From the vantage point of this new century, we recognize the end of the Cold War as part of an even broader movement in our world. From Germany and Japan after World War II, to Latin America, to Asia, and Central and Eastern Europe, and now to the broader Middle East, the advance of freedom is the great story of our age. And in this history, there are important lessons.
Finally, Bush makes his way to the Middle East, where, once again, his purpose is to put his own policy of advancing the cause of freedom squarely in the tradition that extends back, in an unbroken line, to Roosevelt and Truman:
For all the problems that remain, it is a miracle of history that this young century finds us speaking about the consolidation of freedom throughout Europe. And the stunning democratic gains of the last several decades are only the beginning. Freedom is not tired. The ideal of human dignity is not weary. And the next stage of the world democratic movement is already unfolding in the broader Middle East.
We seek democracy in that region for the same reasons we spent decades working for democracy in Europe — because freedom is the only reliable path to peace. If the Middle East continues to simmer in anger and resentment and hopelessness, caught in a cycle of repression and radicalism, it will produce terrorism of even greater audacity and destructive power. But if the peoples of that region gain the right of self-government, and find hopes to replace their hatreds, then the security of all free nations will be strengthened. We will not repeat the mistakes of other generations, appeasing or excusing tyranny, and sacrificing freedom in the vain pursuit of stability. We have learned our lesson; no one’s liberty is expendable. In the long run, our security and true stability depend on the freedom of others. And so, with confidence and resolve, we will stand for freedom across the broader Middle East.
President Bush thanked the Baltic peoples for their support of our efforts in Iraq and Afghanistan, thus coming full circle from where he began, and completing the identification of his current policies in the Middle East with America’s role in liberating Europe:
It’s no surprise that Afghanistan and Iraq find strong allies in the Baltic nations. Because you’ve recently known tyranny, you are offended by the oppression of others. The men and women under my command are proud to serve with you. Today I’m honored to deliver the thanks of the American people.
To a greater extent than any politician since Churchill, President Bush has set forth and defended his policies in a series of speeches that combine intellectual brilliance and philosophical gravity. Today’s speech in Latvia was the latest in this series, and, like the others, it will be studied by historians for centuries to come.
DEACON adds: Bush has been criticized for alienating our “friend” Russia by visiting Latvia and Georgia. But Russia’s problem with Bush’s visits to countries that the Soviet Union victimized shows how far Russia from being our friend Russia must remain given Putin’s aspirations for empire status. Recently Putin bemoaned the “tragic” demise of the Soviet Union. He sounds more and more like Nikita Khrushchev every day, as he insists that the Latvians provoked the Soviets to invade and when he derides the U.S. for not being truly democratic, citing the 2000 election. But at least Khrushchev was critical of Stalin.
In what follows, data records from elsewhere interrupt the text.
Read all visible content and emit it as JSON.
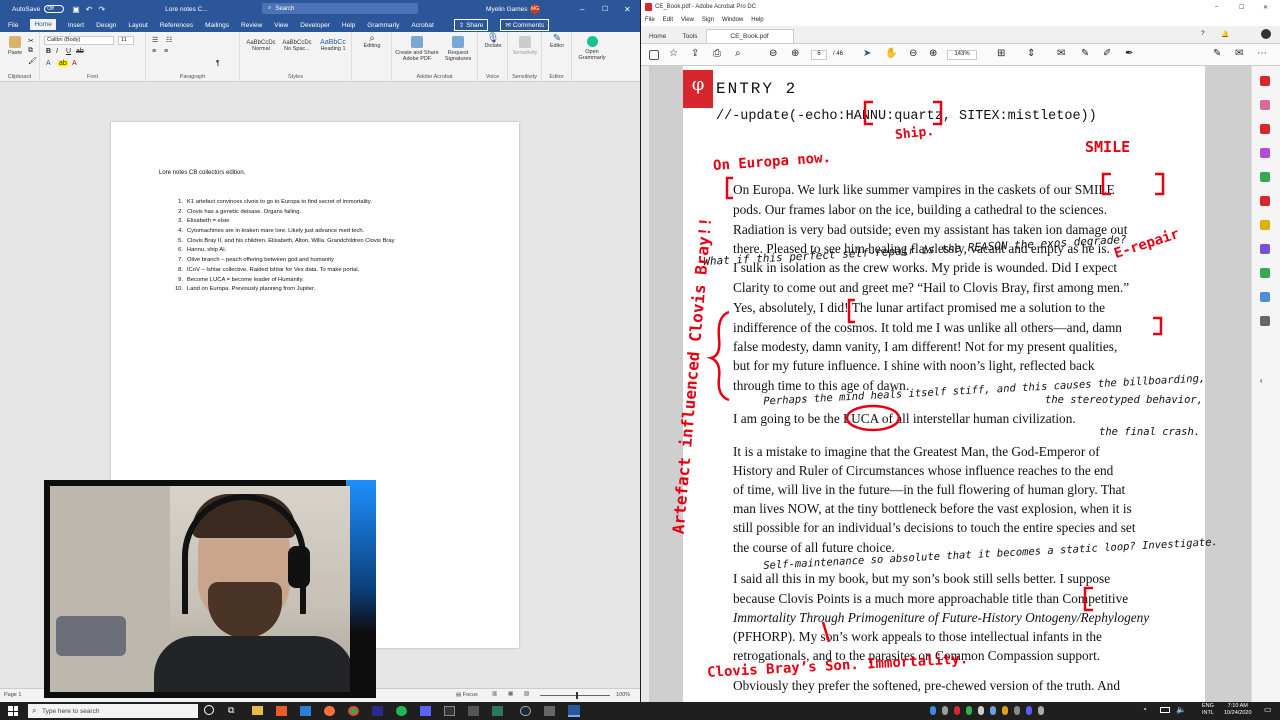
{
  "word": {
    "autosave_label": "AutoSave",
    "autosave_state": "Off",
    "doc_title": "Lore notes C...",
    "search_placeholder": "Search",
    "user": "Myelin Games",
    "user_initials": "MG",
    "menu": [
      "File",
      "Home",
      "Insert",
      "Design",
      "Layout",
      "References",
      "Mailings",
      "Review",
      "View",
      "Developer",
      "Help",
      "Grammarly",
      "Acrobat"
    ],
    "share_label": "Share",
    "comments_label": "Comments",
    "ribbon": {
      "paste": "Paste",
      "font_name": "Calibri (Body)",
      "font_size": "11",
      "styles": [
        "Normal",
        "No Spac...",
        "Heading 1"
      ],
      "style_preview": "AaBbCcDc",
      "style_preview_heading": "AaBbCc",
      "editing": "Editing",
      "create_share": "Create and Share Adobe PDF",
      "request_sign": "Request Signatures",
      "dictate": "Dictate",
      "sensitivity": "Sensitivity",
      "editor": "Editor",
      "grammarly": "Open Grammarly",
      "groups": [
        "Clipboard",
        "Font",
        "Paragraph",
        "Styles",
        "Adobe Acrobat",
        "Voice",
        "Sensitivity",
        "Editor"
      ]
    },
    "document": {
      "title_line": "Lore notes CB collectors edition.",
      "items": [
        "K1 artefact convinces clvois to go to Europa to find secret of immortality.",
        "Clovis has a genetic deisase. Organs failing.",
        "Elisabeth = elsie",
        "Cytomachines are in kraken mare lore. Likely just advance med tech.",
        "Clovis Bray II, and his children. Elisabeth, Alton, Willa. Grandchildren Clovis Bray",
        "Hannu, ship AI.",
        "Olive branch – peach offering between god and humanity",
        "ICoV – Ishtar collective. Raided Ishtar for Vex data. To make portal.",
        "Become LUCA = become leader of Humanity.",
        "Land on Europa. Previously planning from Jupiter."
      ]
    },
    "status": {
      "page": "Page 1",
      "focus": "Focus",
      "zoom": "100%"
    }
  },
  "acrobat": {
    "title": "CE_Book.pdf - Adobe Acrobat Pro DC",
    "menu": [
      "File",
      "Edit",
      "View",
      "Sign",
      "Window",
      "Help"
    ],
    "tabs": [
      "Home",
      "Tools",
      "CE_Book.pdf"
    ],
    "page_current": "6",
    "page_total": "/ 46",
    "zoom": "143%",
    "page": {
      "entry_heading": "ENTRY 2",
      "code_line": "//-update(-echo:HANNU:quartz, SITEX:mistletoe))",
      "lines": [
        "On Europa. We lurk like summer vampires in the caskets of our SMILE",
        "pods. Our frames labor on the ice, building a cathedral to the sciences.",
        "Radiation is very bad outside; even my assistant has taken ion damage out",
        "there. Pleased to see him healing flawlessly, vacant and empty as he is.",
        "I sulk in isolation as the crew works. My pride is wounded. Did I expect",
        "Clarity to come out and greet me? “Hail to Clovis Bray, first among men.”",
        "Yes, absolutely, I did! The lunar artifact promised me a solution to the",
        "indifference of the cosmos. It told me I was unlike all others—and, damn",
        "false modesty, damn vanity, I am different! Not for my present qualities,",
        "but for my future influence. I shine with noon’s light, reflected back",
        "through time to this age of dawn.",
        "I am going to be the LUCA of all interstellar human civilization.",
        "It is a mistake to imagine that the Greatest Man, the God-Emperor of",
        "History and Ruler of Circumstances whose influence reaches to the end",
        "of time, will live in the future—in the full flowering of human glory. That",
        "man lives NOW, at the tiny bottleneck before the vast explosion, when it is",
        "still possible for an individual’s decisions to touch the entire species and set",
        "the course of all future choice.",
        "I said all this in my book, but my son’s book still sells better. I suppose",
        "because Clovis Points is a much more approachable title than Competitive",
        "Immortality Through Primogeniture of Future-History Ontogeny/Rephylogeny",
        "(PFHORP). My son’s work appeals to those intellectual infants in the",
        "retrogationals, and to the parasites on Common Compassion support.",
        "Obviously they prefer the softened, pre-chewed version of the truth. And"
      ],
      "annotations": {
        "on_europa_now": "On Europa now.",
        "ship": "Ship.",
        "smile": "SMILE",
        "self_repair_q": "What if this perfect self-repair is the REASON the exos degrade?",
        "e_repair": "E-repair",
        "vertical_left": "Artefact influenced Clovis Bray!!",
        "mind_heals": "Perhaps the mind heals itself stiff, and this causes the billboarding,",
        "stereotyped": "the stereotyped behavior,",
        "final_crash": "the final crash.",
        "self_maintenance": "Self-maintenance so absolute that it becomes a static loop? Investigate.",
        "clovis_son": "Clovis Bray’s Son. Immortality."
      }
    }
  },
  "taskbar": {
    "search_placeholder": "Type here to search",
    "lang": "ENG",
    "intl": "INTL",
    "time": "7:10 AM",
    "date": "10/24/2020"
  },
  "colors": {
    "word_blue": "#2b579a",
    "annotation_red": "#e60012",
    "acrobat_red": "#d7262e"
  }
}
The Middle East represents the subtext of Bush’s speech in Latvia, as John points out. But President Bush also recognizes that the western states of the former Soviet Union could themselves once again become a major battleground in the struggle for freedom